## WHAT YOU SHOULD DO
Check every line below for the word "cadastro" and show those that hold it.

## RECORD SET
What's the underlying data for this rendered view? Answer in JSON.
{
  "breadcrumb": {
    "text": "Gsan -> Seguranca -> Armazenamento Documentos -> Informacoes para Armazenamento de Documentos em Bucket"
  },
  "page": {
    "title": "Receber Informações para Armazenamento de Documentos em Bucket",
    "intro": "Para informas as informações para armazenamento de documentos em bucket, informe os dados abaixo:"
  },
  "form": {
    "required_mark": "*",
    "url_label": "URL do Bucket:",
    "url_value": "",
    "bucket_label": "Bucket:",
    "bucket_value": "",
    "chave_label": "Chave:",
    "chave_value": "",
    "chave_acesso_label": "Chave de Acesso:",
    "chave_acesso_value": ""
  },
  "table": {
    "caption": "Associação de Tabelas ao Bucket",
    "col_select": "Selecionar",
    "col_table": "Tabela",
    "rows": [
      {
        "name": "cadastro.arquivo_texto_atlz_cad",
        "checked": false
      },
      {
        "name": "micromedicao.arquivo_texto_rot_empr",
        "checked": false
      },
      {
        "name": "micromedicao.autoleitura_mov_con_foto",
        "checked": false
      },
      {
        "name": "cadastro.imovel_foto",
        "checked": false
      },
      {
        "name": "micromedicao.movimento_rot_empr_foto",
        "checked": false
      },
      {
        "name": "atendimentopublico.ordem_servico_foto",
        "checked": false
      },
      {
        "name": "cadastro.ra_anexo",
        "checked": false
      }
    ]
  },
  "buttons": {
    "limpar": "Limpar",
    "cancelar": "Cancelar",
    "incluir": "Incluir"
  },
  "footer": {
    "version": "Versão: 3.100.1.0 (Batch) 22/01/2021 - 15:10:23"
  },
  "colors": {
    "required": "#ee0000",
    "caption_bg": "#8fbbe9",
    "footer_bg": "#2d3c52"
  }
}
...
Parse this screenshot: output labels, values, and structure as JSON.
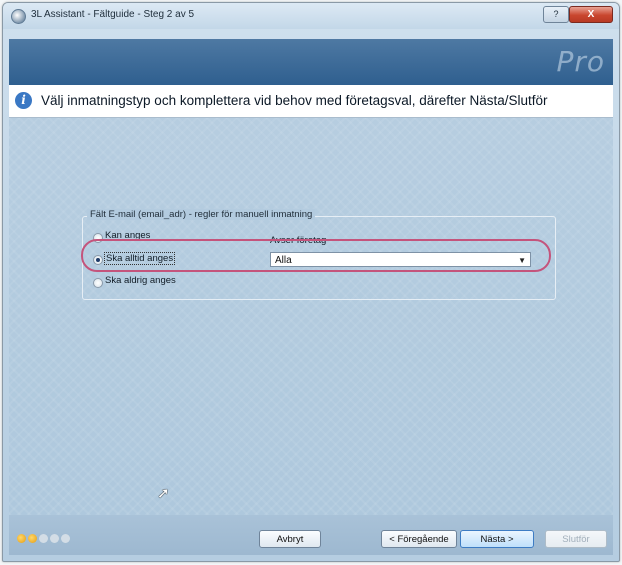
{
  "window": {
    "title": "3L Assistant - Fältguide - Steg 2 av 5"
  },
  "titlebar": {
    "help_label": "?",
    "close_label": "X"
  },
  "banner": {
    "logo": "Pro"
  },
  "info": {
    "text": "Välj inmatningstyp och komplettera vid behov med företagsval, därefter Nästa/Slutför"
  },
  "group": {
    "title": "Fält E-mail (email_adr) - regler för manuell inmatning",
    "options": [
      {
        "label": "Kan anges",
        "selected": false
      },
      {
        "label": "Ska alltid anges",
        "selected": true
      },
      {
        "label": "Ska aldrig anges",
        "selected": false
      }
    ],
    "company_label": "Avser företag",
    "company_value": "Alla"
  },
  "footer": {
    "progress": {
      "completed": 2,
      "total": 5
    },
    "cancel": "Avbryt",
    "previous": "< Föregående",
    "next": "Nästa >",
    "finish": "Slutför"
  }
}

## ANSWER BOX
        "name": "cadastro.arquivo_texto_atlz_cad",
        "name": "cadastro.imovel_foto",
        "name": "cadastro.ra_anexo",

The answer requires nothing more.